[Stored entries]
BEGIN

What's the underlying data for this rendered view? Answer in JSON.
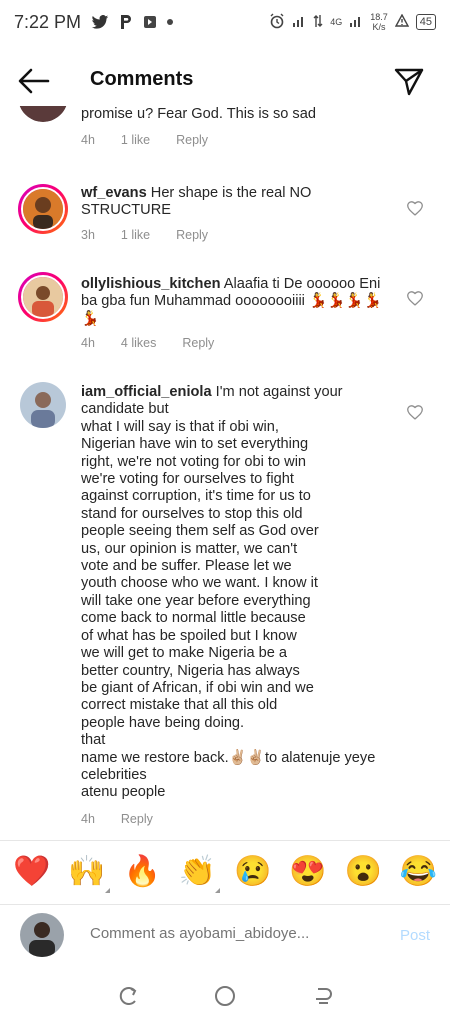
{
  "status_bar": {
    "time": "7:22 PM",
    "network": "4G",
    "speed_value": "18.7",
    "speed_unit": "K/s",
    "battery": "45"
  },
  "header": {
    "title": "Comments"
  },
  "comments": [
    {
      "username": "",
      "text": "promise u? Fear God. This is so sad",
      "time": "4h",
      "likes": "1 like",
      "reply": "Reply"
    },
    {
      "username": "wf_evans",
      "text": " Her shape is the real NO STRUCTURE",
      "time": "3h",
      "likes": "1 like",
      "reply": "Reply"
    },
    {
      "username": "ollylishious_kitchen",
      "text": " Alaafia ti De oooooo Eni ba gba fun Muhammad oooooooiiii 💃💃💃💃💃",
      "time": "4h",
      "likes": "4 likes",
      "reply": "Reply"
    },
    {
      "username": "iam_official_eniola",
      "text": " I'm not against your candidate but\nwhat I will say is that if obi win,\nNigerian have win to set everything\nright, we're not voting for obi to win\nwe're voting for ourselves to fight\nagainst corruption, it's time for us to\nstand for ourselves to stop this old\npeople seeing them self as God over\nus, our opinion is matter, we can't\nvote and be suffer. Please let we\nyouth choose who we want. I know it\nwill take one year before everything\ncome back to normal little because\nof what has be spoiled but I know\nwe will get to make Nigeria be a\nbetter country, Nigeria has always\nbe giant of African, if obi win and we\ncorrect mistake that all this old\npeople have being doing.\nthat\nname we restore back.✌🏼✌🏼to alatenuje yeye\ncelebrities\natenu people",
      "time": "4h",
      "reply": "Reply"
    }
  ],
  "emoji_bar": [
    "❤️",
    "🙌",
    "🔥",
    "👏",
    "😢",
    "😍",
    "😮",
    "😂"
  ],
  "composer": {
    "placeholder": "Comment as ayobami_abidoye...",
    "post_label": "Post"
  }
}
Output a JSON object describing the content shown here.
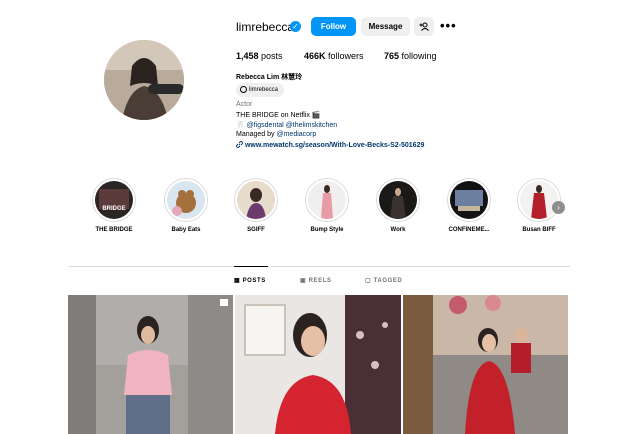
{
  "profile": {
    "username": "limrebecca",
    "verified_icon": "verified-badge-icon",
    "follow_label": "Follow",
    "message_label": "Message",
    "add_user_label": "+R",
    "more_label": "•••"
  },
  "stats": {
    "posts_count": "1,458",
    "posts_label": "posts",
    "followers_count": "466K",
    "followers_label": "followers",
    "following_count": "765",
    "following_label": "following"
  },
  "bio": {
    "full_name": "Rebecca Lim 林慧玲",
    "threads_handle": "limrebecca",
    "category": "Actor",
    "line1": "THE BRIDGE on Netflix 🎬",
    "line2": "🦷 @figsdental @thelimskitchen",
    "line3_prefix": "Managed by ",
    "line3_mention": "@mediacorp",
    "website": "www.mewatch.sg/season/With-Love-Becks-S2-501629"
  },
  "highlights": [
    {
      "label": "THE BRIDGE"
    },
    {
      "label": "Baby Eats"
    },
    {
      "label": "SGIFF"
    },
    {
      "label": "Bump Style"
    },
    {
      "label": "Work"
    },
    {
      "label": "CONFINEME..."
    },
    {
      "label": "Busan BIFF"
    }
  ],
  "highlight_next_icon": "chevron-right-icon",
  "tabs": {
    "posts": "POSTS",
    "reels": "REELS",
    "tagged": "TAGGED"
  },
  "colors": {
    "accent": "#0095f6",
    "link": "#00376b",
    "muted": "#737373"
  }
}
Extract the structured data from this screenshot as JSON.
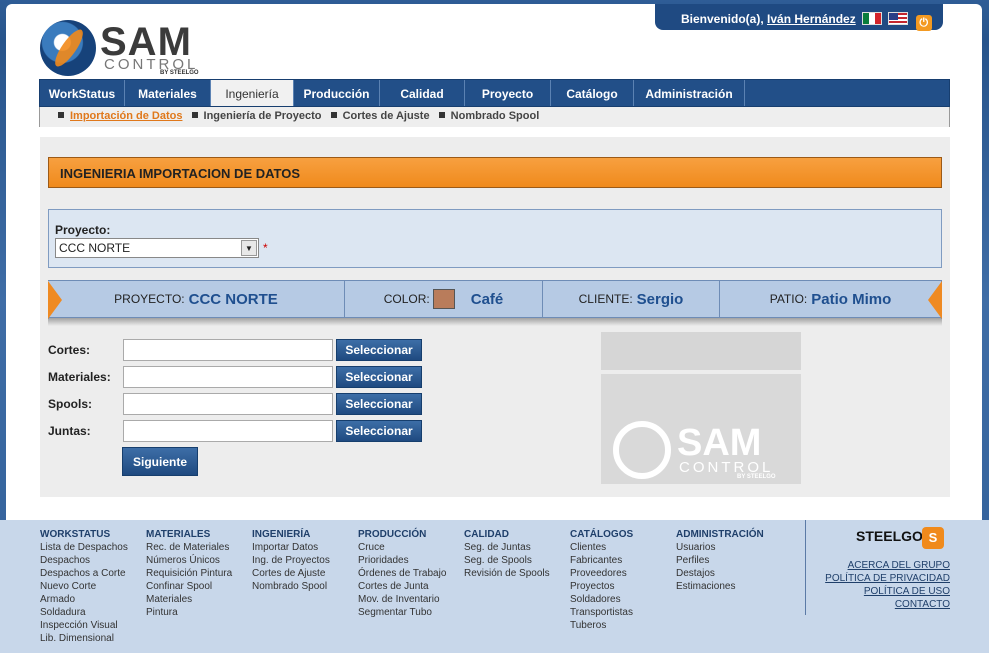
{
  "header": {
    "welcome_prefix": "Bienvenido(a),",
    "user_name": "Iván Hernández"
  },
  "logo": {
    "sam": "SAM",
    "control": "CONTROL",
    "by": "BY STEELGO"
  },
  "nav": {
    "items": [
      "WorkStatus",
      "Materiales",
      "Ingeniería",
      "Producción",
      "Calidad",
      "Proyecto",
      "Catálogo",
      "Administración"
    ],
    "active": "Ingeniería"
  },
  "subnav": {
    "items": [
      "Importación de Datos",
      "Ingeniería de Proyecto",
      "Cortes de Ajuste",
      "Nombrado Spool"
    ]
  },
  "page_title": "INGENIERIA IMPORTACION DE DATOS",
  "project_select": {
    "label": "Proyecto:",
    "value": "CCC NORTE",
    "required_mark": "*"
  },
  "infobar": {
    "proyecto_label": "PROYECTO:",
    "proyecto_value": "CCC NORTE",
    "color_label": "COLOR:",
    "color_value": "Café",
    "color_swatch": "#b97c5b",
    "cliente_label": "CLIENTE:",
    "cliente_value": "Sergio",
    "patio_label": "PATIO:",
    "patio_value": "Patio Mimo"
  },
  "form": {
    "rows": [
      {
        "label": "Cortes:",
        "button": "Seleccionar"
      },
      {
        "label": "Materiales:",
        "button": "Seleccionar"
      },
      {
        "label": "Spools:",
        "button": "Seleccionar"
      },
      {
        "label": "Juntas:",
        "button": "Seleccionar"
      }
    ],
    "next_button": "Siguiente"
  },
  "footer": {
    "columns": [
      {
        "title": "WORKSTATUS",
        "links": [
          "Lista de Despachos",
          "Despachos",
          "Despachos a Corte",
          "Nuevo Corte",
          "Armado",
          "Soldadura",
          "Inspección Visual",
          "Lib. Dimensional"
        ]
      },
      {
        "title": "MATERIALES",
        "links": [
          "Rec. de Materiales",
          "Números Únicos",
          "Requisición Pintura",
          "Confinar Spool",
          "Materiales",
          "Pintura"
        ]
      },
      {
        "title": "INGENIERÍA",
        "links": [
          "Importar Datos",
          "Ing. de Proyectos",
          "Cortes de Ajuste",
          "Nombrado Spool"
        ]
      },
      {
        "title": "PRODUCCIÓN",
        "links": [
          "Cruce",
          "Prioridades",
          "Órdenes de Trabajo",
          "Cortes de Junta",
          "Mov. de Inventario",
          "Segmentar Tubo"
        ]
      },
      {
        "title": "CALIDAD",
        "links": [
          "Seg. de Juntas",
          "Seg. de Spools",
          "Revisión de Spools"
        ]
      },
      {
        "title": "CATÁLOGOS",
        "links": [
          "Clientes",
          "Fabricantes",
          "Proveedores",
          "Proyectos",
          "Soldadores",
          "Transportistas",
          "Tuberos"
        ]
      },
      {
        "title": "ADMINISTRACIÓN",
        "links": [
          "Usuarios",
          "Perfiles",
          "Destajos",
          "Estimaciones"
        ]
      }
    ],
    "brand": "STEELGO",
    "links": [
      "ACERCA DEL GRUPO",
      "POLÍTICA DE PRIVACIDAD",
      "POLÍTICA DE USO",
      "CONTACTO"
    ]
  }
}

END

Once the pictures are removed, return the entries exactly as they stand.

What's the underlying data for this rendered view? Answer in JSON.
{
  "status_bar": {
    "time": "7:22 PM",
    "network": "4G",
    "speed_value": "18.7",
    "speed_unit": "K/s",
    "battery": "45"
  },
  "header": {
    "title": "Comments"
  },
  "comments": [
    {
      "username": "",
      "text": "promise u? Fear God. This is so sad",
      "time": "4h",
      "likes": "1 like",
      "reply": "Reply"
    },
    {
      "username": "wf_evans",
      "text": " Her shape is the real NO STRUCTURE",
      "time": "3h",
      "likes": "1 like",
      "reply": "Reply"
    },
    {
      "username": "ollylishious_kitchen",
      "text": " Alaafia ti De oooooo Eni ba gba fun Muhammad oooooooiiii 💃💃💃💃💃",
      "time": "4h",
      "likes": "4 likes",
      "reply": "Reply"
    },
    {
      "username": "iam_official_eniola",
      "text": " I'm not against your candidate but\nwhat I will say is that if obi win,\nNigerian have win to set everything\nright, we're not voting for obi to win\nwe're voting for ourselves to fight\nagainst corruption, it's time for us to\nstand for ourselves to stop this old\npeople seeing them self as God over\nus, our opinion is matter, we can't\nvote and be suffer. Please let we\nyouth choose who we want. I know it\nwill take one year before everything\ncome back to normal little because\nof what has be spoiled but I know\nwe will get to make Nigeria be a\nbetter country, Nigeria has always\nbe giant of African, if obi win and we\ncorrect mistake that all this old\npeople have being doing.\nthat\nname we restore back.✌🏼✌🏼to alatenuje yeye\ncelebrities\natenu people",
      "time": "4h",
      "reply": "Reply"
    }
  ],
  "emoji_bar": [
    "❤️",
    "🙌",
    "🔥",
    "👏",
    "😢",
    "😍",
    "😮",
    "😂"
  ],
  "composer": {
    "placeholder": "Comment as ayobami_abidoye...",
    "post_label": "Post"
  }
}
Output a JSON object describing the content shown here.
{
  "profile": {
    "username": "limrebecca",
    "verified_icon": "verified-badge-icon",
    "follow_label": "Follow",
    "message_label": "Message",
    "add_user_label": "+R",
    "more_label": "•••"
  },
  "stats": {
    "posts_count": "1,458",
    "posts_label": "posts",
    "followers_count": "466K",
    "followers_label": "followers",
    "following_count": "765",
    "following_label": "following"
  },
  "bio": {
    "full_name": "Rebecca Lim 林慧玲",
    "threads_handle": "limrebecca",
    "category": "Actor",
    "line1": "THE BRIDGE on Netflix 🎬",
    "line2": "🦷 @figsdental @thelimskitchen",
    "line3_prefix": "Managed by ",
    "line3_mention": "@mediacorp",
    "website": "www.mewatch.sg/season/With-Love-Becks-S2-501629"
  },
  "highlights": [
    {
      "label": "THE BRIDGE"
    },
    {
      "label": "Baby Eats"
    },
    {
      "label": "SGIFF"
    },
    {
      "label": "Bump Style"
    },
    {
      "label": "Work"
    },
    {
      "label": "CONFINEME..."
    },
    {
      "label": "Busan BIFF"
    }
  ],
  "highlight_next_icon": "chevron-right-icon",
  "tabs": {
    "posts": "POSTS",
    "reels": "REELS",
    "tagged": "TAGGED"
  },
  "colors": {
    "accent": "#0095f6",
    "link": "#00376b",
    "muted": "#737373"
  }
}
Extract the structured data from this screenshot as JSON.
{
  "header": {
    "welcome_prefix": "Bienvenido(a),",
    "user_name": "Iván Hernández"
  },
  "logo": {
    "sam": "SAM",
    "control": "CONTROL",
    "by": "BY STEELGO"
  },
  "nav": {
    "items": [
      "WorkStatus",
      "Materiales",
      "Ingeniería",
      "Producción",
      "Calidad",
      "Proyecto",
      "Catálogo",
      "Administración"
    ],
    "active": "Ingeniería"
  },
  "subnav": {
    "items": [
      "Importación de Datos",
      "Ingeniería de Proyecto",
      "Cortes de Ajuste",
      "Nombrado Spool"
    ]
  },
  "page_title": "INGENIERIA IMPORTACION DE DATOS",
  "project_select": {
    "label": "Proyecto:",
    "value": "CCC NORTE",
    "required_mark": "*"
  },
  "infobar": {
    "proyecto_label": "PROYECTO:",
    "proyecto_value": "CCC NORTE",
    "color_label": "COLOR:",
    "color_value": "Café",
    "color_swatch": "#b97c5b",
    "cliente_label": "CLIENTE:",
    "cliente_value": "Sergio",
    "patio_label": "PATIO:",
    "patio_value": "Patio Mimo"
  },
  "form": {
    "rows": [
      {
        "label": "Cortes:",
        "button": "Seleccionar"
      },
      {
        "label": "Materiales:",
        "button": "Seleccionar"
      },
      {
        "label": "Spools:",
        "button": "Seleccionar"
      },
      {
        "label": "Juntas:",
        "button": "Seleccionar"
      }
    ],
    "next_button": "Siguiente"
  },
  "footer": {
    "columns": [
      {
        "title": "WORKSTATUS",
        "links": [
          "Lista de Despachos",
          "Despachos",
          "Despachos a Corte",
          "Nuevo Corte",
          "Armado",
          "Soldadura",
          "Inspección Visual",
          "Lib. Dimensional"
        ]
      },
      {
        "title": "MATERIALES",
        "links": [
          "Rec. de Materiales",
          "Números Únicos",
          "Requisición Pintura",
          "Confinar Spool",
          "Materiales",
          "Pintura"
        ]
      },
      {
        "title": "INGENIERÍA",
        "links": [
          "Importar Datos",
          "Ing. de Proyectos",
          "Cortes de Ajuste",
          "Nombrado Spool"
        ]
      },
      {
        "title": "PRODUCCIÓN",
        "links": [
          "Cruce",
          "Prioridades",
          "Órdenes de Trabajo",
          "Cortes de Junta",
          "Mov. de Inventario",
          "Segmentar Tubo"
        ]
      },
      {
        "title": "CALIDAD",
        "links": [
          "Seg. de Juntas",
          "Seg. de Spools",
          "Revisión de Spools"
        ]
      },
      {
        "title": "CATÁLOGOS",
        "links": [
          "Clientes",
          "Fabricantes",
          "Proveedores",
          "Proyectos",
          "Soldadores",
          "Transportistas",
          "Tuberos"
        ]
      },
      {
        "title": "ADMINISTRACIÓN",
        "links": [
          "Usuarios",
          "Perfiles",
          "Destajos",
          "Estimaciones"
        ]
      }
    ],
    "brand": "STEELGO",
    "links": [
      "ACERCA DEL GRUPO",
      "POLÍTICA DE PRIVACIDAD",
      "POLÍTICA DE USO",
      "CONTACTO"
    ]
  }
}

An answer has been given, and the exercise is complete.